- **WHAT IS BEING ASKED**
Only lines containing "title" are wanted from the data below. Copy those lines.

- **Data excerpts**
>>>>>

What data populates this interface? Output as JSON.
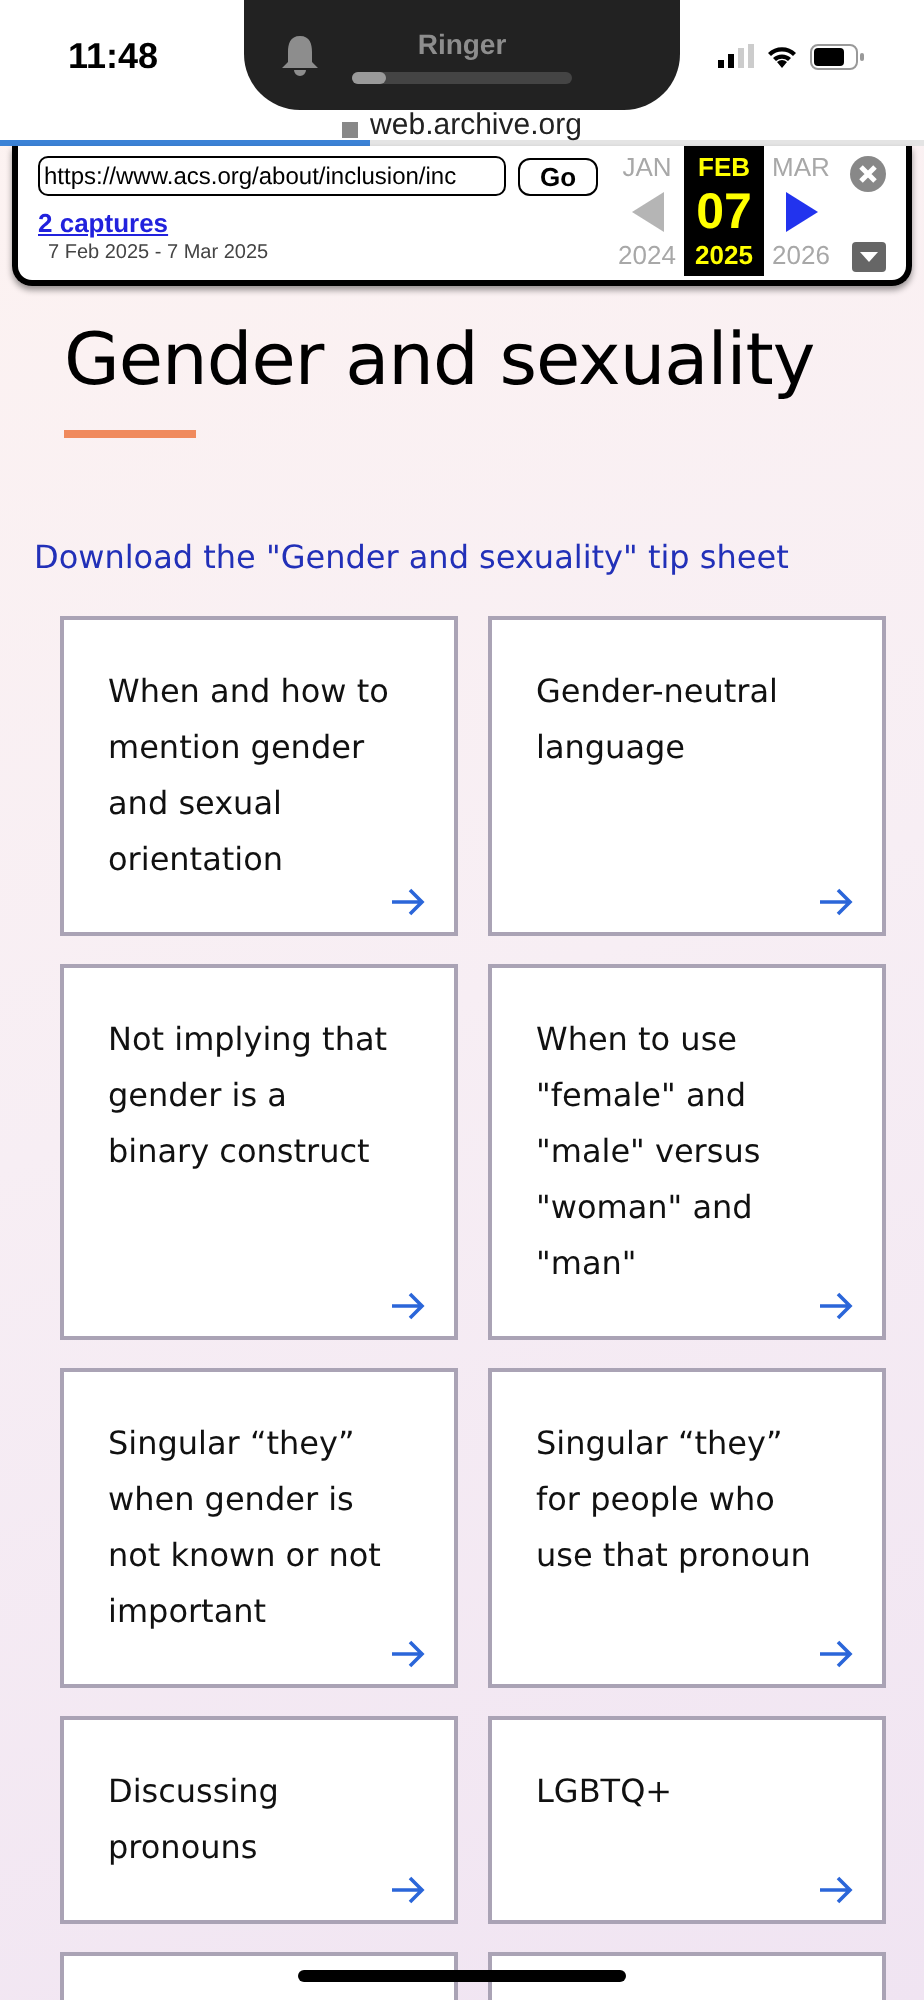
{
  "status_bar": {
    "time": "11:48"
  },
  "ringer": {
    "label": "Ringer",
    "level": 0.15
  },
  "browser": {
    "address": "web.archive.org",
    "load": {
      "level": 0.4
    }
  },
  "wayback": {
    "url": "https://www.acs.org/about/inclusion/inc",
    "go": "Go",
    "captures": "2 captures",
    "range": "7 Feb 2025 - 7 Mar 2025",
    "prev": {
      "disabled": true
    },
    "next": {
      "disabled": false
    },
    "months": [
      {
        "month": "JAN",
        "year": "2024",
        "selected": false
      },
      {
        "month": "FEB",
        "day": "07",
        "year": "2025",
        "selected": true
      },
      {
        "month": "MAR",
        "year": "2026",
        "selected": false
      }
    ]
  },
  "page": {
    "title": "Gender and sexuality",
    "link": "Download the \"Gender and sexuality\" tip sheet",
    "cards": [
      {
        "title": "When and how to mention gender and sexual orientation"
      },
      {
        "title": "Gender-neutral language"
      },
      {
        "title": "Not implying that gender is a binary construct"
      },
      {
        "title": "When to use \"female\" and \"male\" versus \"woman\" and \"man\""
      },
      {
        "title": "Singular “they” when gender is not known or not important"
      },
      {
        "title": "Singular “they” for people who use that pronoun"
      },
      {
        "title": "Discussing pronouns"
      },
      {
        "title": "LGBTQ+"
      }
    ]
  }
}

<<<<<

- **EXERCISE RESULT**
    "title": "Gender and sexuality",
        "title": "When and how to mention gender and sexual orientation"
        "title": "Gender-neutral language"
        "title": "Not implying that gender is a binary construct"
        "title": "When to use \"female\" and \"male\" versus \"woman\" and \"man\""
        "title": "Singular “they” when gender is not known or not important"
        "title": "Singular “they” for people who use that pronoun"
        "title": "Discussing pronouns"
        "title": "LGBTQ+"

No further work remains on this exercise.